-- Opening Marker --

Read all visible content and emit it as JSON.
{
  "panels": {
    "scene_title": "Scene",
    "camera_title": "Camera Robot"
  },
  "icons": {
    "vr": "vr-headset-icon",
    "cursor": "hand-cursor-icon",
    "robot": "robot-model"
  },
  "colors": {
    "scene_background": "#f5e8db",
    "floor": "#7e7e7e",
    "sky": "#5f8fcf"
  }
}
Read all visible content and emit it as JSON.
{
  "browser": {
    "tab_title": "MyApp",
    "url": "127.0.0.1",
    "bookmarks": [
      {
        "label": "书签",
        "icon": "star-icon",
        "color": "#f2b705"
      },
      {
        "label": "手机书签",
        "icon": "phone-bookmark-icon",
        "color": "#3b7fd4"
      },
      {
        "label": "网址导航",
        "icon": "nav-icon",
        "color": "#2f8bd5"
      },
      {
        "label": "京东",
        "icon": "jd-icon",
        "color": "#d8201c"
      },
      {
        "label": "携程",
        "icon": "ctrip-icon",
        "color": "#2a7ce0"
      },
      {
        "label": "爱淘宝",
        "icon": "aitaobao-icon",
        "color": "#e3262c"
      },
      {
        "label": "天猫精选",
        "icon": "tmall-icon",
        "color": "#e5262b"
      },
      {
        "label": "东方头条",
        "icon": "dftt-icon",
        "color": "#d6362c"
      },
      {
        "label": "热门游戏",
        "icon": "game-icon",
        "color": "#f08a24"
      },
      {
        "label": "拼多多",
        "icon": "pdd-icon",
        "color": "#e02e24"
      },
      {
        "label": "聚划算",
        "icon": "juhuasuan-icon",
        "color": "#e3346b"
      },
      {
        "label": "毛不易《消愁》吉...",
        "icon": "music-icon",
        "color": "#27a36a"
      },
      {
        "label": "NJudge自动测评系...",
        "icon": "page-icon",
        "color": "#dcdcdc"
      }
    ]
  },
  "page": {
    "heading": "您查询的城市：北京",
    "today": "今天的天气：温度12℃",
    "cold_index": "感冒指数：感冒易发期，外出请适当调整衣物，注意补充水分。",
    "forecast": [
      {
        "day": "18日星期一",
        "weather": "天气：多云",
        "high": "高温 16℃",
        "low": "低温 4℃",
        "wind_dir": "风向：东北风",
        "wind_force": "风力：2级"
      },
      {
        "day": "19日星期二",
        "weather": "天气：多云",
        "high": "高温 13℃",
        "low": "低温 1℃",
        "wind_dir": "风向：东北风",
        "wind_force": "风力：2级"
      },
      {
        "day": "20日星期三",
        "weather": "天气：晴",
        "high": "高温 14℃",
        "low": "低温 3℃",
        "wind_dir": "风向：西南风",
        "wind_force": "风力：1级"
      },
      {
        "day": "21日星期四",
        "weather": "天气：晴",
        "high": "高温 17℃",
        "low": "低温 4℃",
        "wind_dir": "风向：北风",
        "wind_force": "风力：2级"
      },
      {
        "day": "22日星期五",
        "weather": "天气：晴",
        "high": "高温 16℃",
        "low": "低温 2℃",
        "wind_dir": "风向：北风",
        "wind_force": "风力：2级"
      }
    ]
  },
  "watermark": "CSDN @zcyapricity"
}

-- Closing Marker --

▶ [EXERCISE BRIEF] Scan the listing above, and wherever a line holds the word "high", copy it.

▶ [WRITTEN RESPONSE]
        "high": "高温 16℃",
        "high": "高温 13℃",
        "high": "高温 14℃",
        "high": "高温 17℃",
        "high": "高温 16℃",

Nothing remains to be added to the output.